Gov. Pat Quinn delivered his fifth budget address on Wednesday, calling it the most difficult spending plan he’s had to compile in his tenure as chief executive.
It would slash funding to schools, universities and local governments, while not offering a lot of exciting new programs in return.
While his numbers were in question and his methods were under review, some legislators said Quinn is at least improving in his delivery.
“First of all, I think the governor just made the best speech he’s ever given. I give him credit for that. I thought he framed the issues correctly, which is that when the pension payment goes up a billion dollars, something else has got to give,” said state Sen. Chapin Rose, R-Mahomet.
For sure, the speech was devoid of the rambling that marked prior addresses. By clocking in at just 30 minutes, Quinn at least didn’t make new enemies.
Of course, there’s a big difference between the delivery of a speech and what’s actually said.
Let’s get back to Rose’s analysis: “I will say this though: What worries me about what he’s done here, it’s almost a declaration of war on downstate Illinois. He tore into downstate pretty good.”
Land of milk, cookies

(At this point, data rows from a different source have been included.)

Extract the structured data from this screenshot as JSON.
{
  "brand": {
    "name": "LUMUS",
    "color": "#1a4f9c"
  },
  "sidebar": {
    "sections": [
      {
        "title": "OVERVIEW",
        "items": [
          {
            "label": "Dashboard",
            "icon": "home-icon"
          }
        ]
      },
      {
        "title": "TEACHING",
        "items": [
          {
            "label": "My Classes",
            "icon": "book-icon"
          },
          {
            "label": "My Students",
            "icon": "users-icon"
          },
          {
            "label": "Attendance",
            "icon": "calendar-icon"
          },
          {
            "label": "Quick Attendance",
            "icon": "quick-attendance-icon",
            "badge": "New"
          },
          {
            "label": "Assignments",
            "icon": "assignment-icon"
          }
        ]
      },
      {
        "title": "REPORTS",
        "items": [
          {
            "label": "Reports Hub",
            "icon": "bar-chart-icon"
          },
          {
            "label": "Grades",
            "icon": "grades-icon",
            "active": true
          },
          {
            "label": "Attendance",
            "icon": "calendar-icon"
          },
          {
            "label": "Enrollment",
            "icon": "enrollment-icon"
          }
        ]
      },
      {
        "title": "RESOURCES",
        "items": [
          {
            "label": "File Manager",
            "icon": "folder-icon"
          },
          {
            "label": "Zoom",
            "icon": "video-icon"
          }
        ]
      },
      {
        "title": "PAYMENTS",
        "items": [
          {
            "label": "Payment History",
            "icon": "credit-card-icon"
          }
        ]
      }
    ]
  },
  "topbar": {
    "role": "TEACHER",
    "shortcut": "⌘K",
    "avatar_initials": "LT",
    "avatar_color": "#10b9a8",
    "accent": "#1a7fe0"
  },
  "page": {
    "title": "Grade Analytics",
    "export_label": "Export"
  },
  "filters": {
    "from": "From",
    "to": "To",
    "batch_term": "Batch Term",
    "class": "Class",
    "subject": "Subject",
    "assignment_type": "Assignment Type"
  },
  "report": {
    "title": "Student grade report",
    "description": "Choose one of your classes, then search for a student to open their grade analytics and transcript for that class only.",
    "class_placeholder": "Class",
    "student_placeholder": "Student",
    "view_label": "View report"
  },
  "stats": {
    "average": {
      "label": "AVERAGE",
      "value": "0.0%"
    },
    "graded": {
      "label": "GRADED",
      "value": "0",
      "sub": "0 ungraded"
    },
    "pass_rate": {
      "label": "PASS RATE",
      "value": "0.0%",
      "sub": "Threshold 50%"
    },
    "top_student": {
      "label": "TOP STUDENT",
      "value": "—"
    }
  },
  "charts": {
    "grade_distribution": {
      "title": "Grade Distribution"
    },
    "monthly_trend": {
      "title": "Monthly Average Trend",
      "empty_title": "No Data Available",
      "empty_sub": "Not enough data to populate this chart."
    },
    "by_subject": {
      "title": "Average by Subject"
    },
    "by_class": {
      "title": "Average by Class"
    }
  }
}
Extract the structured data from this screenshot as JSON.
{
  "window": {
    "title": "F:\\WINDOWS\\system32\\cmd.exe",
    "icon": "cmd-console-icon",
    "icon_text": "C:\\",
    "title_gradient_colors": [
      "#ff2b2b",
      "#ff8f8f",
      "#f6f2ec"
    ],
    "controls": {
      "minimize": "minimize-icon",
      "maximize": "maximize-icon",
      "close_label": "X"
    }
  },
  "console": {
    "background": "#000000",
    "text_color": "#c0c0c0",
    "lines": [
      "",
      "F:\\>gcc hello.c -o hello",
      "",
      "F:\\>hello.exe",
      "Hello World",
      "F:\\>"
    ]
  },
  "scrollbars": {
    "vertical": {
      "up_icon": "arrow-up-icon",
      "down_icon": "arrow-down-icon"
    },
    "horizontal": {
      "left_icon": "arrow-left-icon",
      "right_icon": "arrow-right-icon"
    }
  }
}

Mayors from Marion to Moline were mad about the governor’s plan to siphon off income tax dollars that the state funnels to local governments.
Here’s what Carbondale Mayor Joel Fritzler had to say about Quinn’s gambit:
“Imagine the state of Illinois as a gourmet chocolate chip cookie made up of municipalities, like various sized chunks of fine chocolate, sprinkled all across the surface of the state.
“Apparently, the governor neither likes chocolate chip cookies nor understands what the ingredients are that make the state of Illinois a great state because he continues to pick us (municipalities) off one by one.
“Hopefully, the Illinois General Assembly will not go along with this ludicrous idea of dismantling Illinois, otherwise, sooner rather than later, the state of the state is going to be nothing more than an unsightly and tasteless blob of bleached white flour and Crisco.”
Dawn Clark Netsch, the first woman to run a major party campaign for governor in 1994, passed away Tuesday at age 86.
The Democrat was a former Illinois comptroller and an 18-year veteran of the Illinois Senate.
The tributes rolled in last week. Here are a few:
Former Gov. Jim Edgar: “Dawn Clark Netsch was one of our state’s most influential public officials, and she was likely the most influential woman in Illinois state government over the last 50 years. She was a brilliant and thoughtful trailblazer and an honest advocate for the best in our government.”
Lt. Gov. Sheila Simon: “Dawn Clark Netsch was a hero of mine since the early 1980s and a friend and mentor ever since. She was straightforward, a straight shooter and great at explaining state issues. She was not just a public servant, but a teacher.”
Attorney General Lisa Madigan: “Dawn Clark Netsch set the standard for integrity in public service. She led by example with relentless honesty, fierce independence and a passionate belief in civil liberty for all.”
Secretary of State Jesse White: “She was a leader who was ahead of her time and our state is better for her service. More than that, she was a consummate professional and a class act. It was my honor to call her a colleague and friend.”
Rich Republican running
Wealthy Wilmette hedge fund manager Bruce Rauner announced last week that he is actively considering a run for governor in 2014.
Rauner, a Republican, said he will mull his potential bid for the next two months to determine if he wants to take on more well-known Illinois pols like Treasurer Dan Rutherford, state Sens. Bill Brady of Bloomington and Kirk Dillard of Hinsdale or U.S. Rep. Aaron Schock of Peoria.
All we can say is the odds are against him. Rich guys with no political experience have not fared well in Illinois elections. The list of recent casualties includes Andy McKenna, Blair Hull and Ron Gidwitz. Even ice cream magnate Jim Oberweis finally gave up on seeking statewide office and has now finally found a seat in the Illinois Senate where he can plot his way up the political ladder in a more traditional way.